Dataset excerpts:
————
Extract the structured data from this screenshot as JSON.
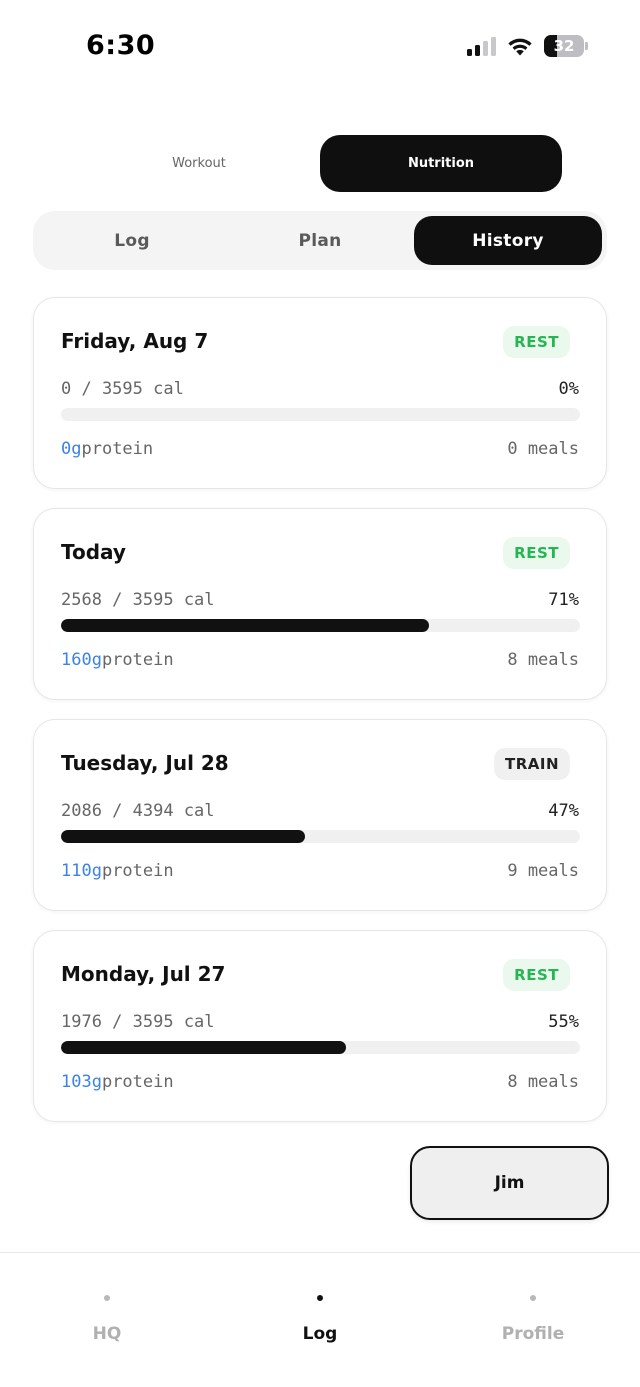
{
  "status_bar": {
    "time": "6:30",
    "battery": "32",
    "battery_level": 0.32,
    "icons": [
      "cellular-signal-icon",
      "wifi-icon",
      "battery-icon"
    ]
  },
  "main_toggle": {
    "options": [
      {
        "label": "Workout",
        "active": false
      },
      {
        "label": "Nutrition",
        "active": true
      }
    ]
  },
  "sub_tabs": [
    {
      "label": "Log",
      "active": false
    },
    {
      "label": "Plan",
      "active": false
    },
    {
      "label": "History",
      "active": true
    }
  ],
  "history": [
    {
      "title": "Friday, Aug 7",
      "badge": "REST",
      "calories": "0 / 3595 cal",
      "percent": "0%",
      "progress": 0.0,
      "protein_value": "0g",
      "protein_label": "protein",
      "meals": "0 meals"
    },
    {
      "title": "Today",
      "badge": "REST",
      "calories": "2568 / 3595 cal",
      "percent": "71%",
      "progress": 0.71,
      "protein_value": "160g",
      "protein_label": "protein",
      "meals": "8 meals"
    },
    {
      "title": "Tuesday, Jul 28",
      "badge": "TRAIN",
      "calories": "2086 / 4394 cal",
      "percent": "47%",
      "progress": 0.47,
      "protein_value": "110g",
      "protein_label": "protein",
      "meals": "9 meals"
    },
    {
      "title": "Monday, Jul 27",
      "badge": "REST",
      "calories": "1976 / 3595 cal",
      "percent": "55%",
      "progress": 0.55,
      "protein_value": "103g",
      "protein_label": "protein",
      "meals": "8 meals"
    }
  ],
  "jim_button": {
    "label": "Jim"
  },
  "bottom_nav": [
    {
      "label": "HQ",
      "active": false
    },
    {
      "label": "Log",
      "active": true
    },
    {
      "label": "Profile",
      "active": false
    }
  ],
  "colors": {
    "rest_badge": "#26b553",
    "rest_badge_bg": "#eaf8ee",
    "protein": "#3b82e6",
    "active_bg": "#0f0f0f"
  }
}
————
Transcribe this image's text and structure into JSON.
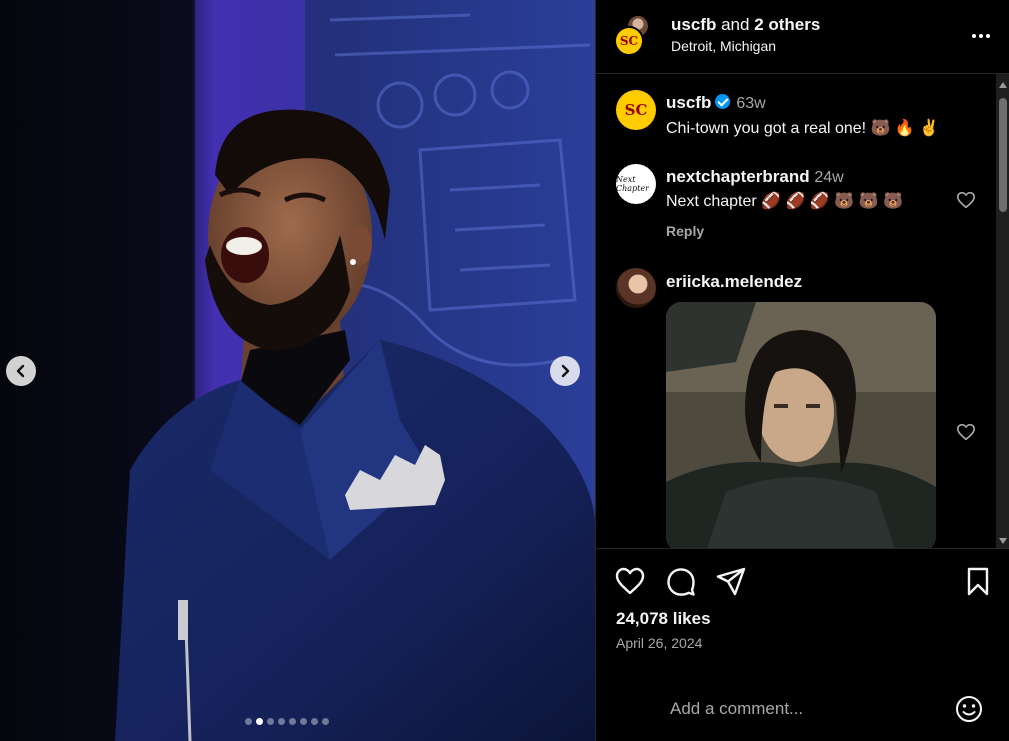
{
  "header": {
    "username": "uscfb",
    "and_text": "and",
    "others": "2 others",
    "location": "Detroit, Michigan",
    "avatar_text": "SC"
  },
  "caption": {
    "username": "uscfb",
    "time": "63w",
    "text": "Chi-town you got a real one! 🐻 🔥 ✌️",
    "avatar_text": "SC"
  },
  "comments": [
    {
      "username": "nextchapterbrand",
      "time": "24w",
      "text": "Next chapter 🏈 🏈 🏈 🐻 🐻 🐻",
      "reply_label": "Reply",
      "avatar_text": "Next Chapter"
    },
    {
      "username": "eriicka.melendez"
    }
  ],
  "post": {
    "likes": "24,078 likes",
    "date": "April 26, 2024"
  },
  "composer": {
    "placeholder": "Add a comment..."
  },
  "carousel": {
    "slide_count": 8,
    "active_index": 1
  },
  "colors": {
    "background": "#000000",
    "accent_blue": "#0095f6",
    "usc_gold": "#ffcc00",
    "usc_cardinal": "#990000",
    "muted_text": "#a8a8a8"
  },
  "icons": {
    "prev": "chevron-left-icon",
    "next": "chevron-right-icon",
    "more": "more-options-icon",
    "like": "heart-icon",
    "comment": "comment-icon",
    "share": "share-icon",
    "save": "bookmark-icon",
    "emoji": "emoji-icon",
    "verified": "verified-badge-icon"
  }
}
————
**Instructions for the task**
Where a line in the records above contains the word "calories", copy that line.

**Response to the exercise**
      "calories": "0 / 3595 cal",
      "calories": "2568 / 3595 cal",
      "calories": "2086 / 4394 cal",
      "calories": "1976 / 3595 cal",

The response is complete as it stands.